### Exercise
Count the lines in the records below that contain the word "개인정보", and give only that number.

** Opening Dataset entries block **

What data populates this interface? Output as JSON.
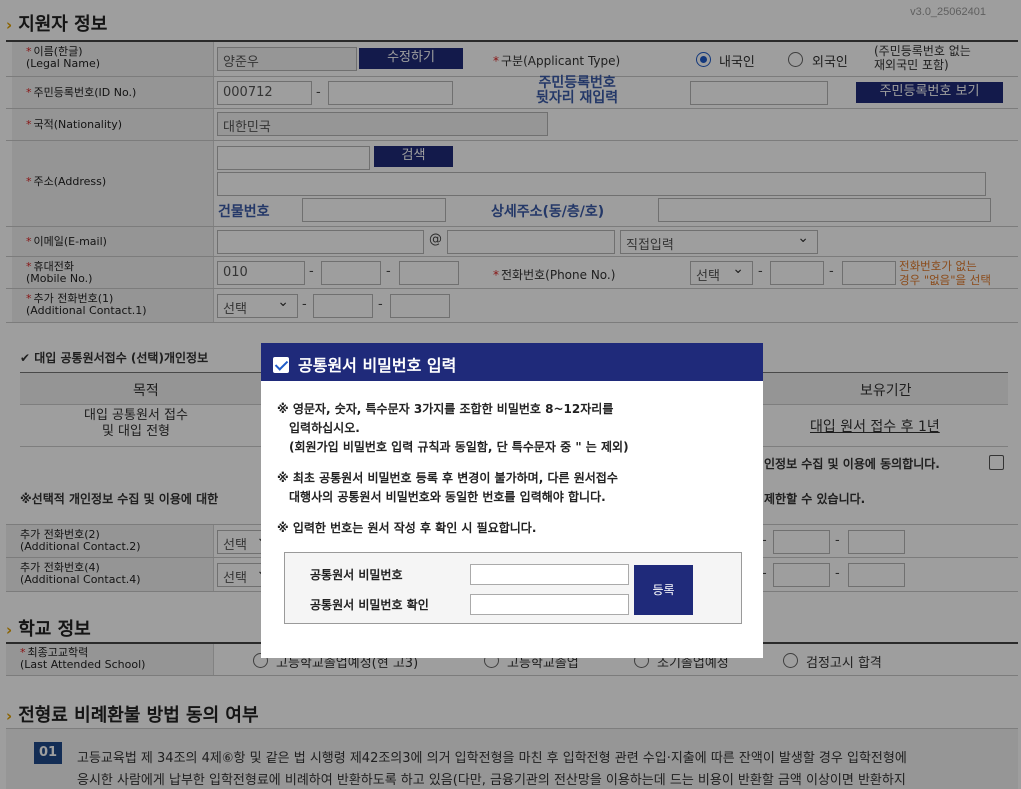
{
  "version": "v3.0_25062401",
  "applicant": {
    "section_title": "지원자 정보",
    "name_label_ko": "이름(한글)",
    "name_label_en": "(Legal Name)",
    "name_value": "양준우",
    "edit_button": "수정하기",
    "type_label": "구분(Applicant Type)",
    "type_domestic": "내국인",
    "type_foreign": "외국인",
    "type_note_1": "(주민등록번호 없는",
    "type_note_2": "재외국민 포함)",
    "id_label": "주민등록번호(ID No.)",
    "id_front": "000712",
    "id_reenter_1": "주민등록번호",
    "id_reenter_2": "뒷자리 재입력",
    "id_show_button": "주민등록번호 보기",
    "nation_label": "국적(Nationality)",
    "nation_value": "대한민국",
    "address_label": "주소(Address)",
    "search_button": "검색",
    "building_no_label": "건물번호",
    "detail_address_label": "상세주소(동/층/호)",
    "email_label": "이메일(E-mail)",
    "email_at": "@",
    "email_domain_select": "직접입력",
    "mobile_label_ko": "휴대전화",
    "mobile_label_en": "(Mobile No.)",
    "mobile_prefix": "010",
    "phone_label": "전화번호(Phone No.)",
    "phone_select": "선택",
    "phone_note_1": "전화번호가 없는",
    "phone_note_2": "경우 \"없음\"을 선택",
    "extra1_label_ko": "추가 전화번호(1)",
    "extra1_label_en": "(Additional Contact.1)",
    "extra1_select": "선택"
  },
  "consent": {
    "title": "대입 공통원서접수 (선택)개인정보",
    "col_purpose": "목적",
    "col_retention": "보유기간",
    "purpose_1": "대입 공통원서 접수",
    "purpose_2": "및 대입 전형",
    "retention_value": "대입 원서 접수 후 1년",
    "agree_text": "인정보 수집 및 이용에 동의합니다.",
    "notice_left": "※선택적 개인정보 수집 및 이용에 대한",
    "notice_right": "제한할 수 있습니다."
  },
  "extra_contacts": {
    "c2_ko": "추가 전화번호(2)",
    "c2_en": "(Additional Contact.2)",
    "c4_ko": "추가 전화번호(4)",
    "c4_en": "(Additional Contact.4)",
    "select": "선택"
  },
  "school": {
    "section_title": "학교 정보",
    "last_school_ko": "최종고교학력",
    "last_school_en": "(Last Attended School)",
    "opt1": "고등학교졸업예정(현 고3)",
    "opt2": "고등학교졸업",
    "opt3": "조기졸업예정",
    "opt4": "검정고시 합격"
  },
  "refund": {
    "section_title": "전형료 비례환불 방법 동의 여부",
    "badge": "01",
    "line1": "고등교육법 제 34조의 4제⑥항 및 같은 법 시행령 제42조의3에 의거 입학전형을 마친 후 입학전형 관련 수입·지출에 따른 잔액이 발생할 경우 입학전형에",
    "line2": "응시한 사람에게 납부한 입학전형료에 비례하여 반환하도록 하고 있음(다만, 금융기관의 전산망을 이용하는데 드는 비용이 반환할 금액 이상이면 반환하지"
  },
  "modal": {
    "title": "공통원서 비밀번호 입력",
    "p1_l1": "※ 영문자, 숫자, 특수문자 3가지를 조합한 비밀번호 8~12자리를",
    "p1_l2": "입력하십시오.",
    "p1_l3": "(회원가입 비밀번호 입력 규칙과 동일함, 단 특수문자 중 \" 는 제외)",
    "p2_l1": "※ 최초 공통원서 비밀번호 등록 후 변경이 불가하며, 다른 원서접수",
    "p2_l2": "대행사의 공통원서 비밀번호와 동일한 번호를 입력해야 합니다.",
    "p3": "※ 입력한 번호는 원서 작성 후 확인 시 필요합니다.",
    "pw_label": "공통원서 비밀번호",
    "pw_confirm_label": "공통원서 비밀번호 확인",
    "register_button": "등록"
  },
  "colors": {
    "accent": "#1f2a7a",
    "required": "#dd2222",
    "note_orange": "#e07a2a",
    "link_blue": "#3a5ba8"
  }
}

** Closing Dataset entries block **

### Output of the task
2